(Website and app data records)
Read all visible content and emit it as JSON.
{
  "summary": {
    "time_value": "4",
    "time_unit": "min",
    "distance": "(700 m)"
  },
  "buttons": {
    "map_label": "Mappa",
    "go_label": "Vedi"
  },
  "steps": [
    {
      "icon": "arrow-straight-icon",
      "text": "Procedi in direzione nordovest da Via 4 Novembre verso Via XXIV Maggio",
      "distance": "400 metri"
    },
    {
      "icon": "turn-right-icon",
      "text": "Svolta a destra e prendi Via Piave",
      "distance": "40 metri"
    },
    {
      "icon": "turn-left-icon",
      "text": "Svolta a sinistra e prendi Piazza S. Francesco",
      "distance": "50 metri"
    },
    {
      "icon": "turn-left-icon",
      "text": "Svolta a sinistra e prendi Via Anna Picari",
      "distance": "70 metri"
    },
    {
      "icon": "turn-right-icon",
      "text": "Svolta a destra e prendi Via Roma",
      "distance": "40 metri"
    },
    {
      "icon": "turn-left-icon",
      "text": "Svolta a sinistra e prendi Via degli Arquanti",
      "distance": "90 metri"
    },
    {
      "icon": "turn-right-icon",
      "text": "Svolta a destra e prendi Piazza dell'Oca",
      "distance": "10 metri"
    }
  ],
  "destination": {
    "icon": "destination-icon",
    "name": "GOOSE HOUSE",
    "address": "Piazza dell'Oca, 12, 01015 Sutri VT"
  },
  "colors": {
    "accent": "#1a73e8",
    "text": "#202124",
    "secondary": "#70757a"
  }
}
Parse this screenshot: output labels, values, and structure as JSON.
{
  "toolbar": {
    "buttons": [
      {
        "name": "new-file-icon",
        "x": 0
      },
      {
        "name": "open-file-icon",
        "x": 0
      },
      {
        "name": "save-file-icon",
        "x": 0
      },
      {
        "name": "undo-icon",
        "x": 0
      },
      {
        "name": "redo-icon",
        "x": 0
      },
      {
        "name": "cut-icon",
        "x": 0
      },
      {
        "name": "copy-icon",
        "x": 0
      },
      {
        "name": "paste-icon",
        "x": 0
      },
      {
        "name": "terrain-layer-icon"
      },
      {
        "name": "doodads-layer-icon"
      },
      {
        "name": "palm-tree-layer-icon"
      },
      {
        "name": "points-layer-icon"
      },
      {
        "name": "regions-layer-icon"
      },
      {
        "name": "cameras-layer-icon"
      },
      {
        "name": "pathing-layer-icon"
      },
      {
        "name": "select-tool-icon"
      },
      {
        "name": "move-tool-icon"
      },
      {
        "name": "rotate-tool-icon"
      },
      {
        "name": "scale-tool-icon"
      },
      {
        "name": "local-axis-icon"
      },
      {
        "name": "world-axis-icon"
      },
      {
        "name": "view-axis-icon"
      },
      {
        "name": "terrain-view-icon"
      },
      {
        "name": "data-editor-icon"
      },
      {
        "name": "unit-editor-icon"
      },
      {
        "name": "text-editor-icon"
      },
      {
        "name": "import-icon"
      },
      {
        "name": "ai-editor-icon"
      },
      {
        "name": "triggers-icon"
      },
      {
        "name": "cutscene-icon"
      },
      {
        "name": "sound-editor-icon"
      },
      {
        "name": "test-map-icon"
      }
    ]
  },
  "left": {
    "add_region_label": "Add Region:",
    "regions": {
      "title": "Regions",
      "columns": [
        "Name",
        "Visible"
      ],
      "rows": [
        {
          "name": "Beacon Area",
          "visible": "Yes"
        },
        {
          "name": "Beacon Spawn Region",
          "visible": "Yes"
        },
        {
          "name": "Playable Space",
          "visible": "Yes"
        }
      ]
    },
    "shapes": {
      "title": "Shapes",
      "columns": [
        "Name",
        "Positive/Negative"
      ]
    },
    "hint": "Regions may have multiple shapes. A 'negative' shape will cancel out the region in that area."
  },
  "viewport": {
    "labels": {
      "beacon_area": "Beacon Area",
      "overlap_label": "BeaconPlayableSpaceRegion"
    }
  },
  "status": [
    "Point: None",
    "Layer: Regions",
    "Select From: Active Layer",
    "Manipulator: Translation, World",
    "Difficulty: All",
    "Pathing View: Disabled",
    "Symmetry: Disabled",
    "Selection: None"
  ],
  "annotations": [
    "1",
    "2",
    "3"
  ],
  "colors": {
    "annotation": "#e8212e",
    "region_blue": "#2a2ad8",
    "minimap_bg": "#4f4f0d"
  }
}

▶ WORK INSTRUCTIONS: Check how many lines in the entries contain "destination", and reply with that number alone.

▶ EXERCISE SOLUTION: 2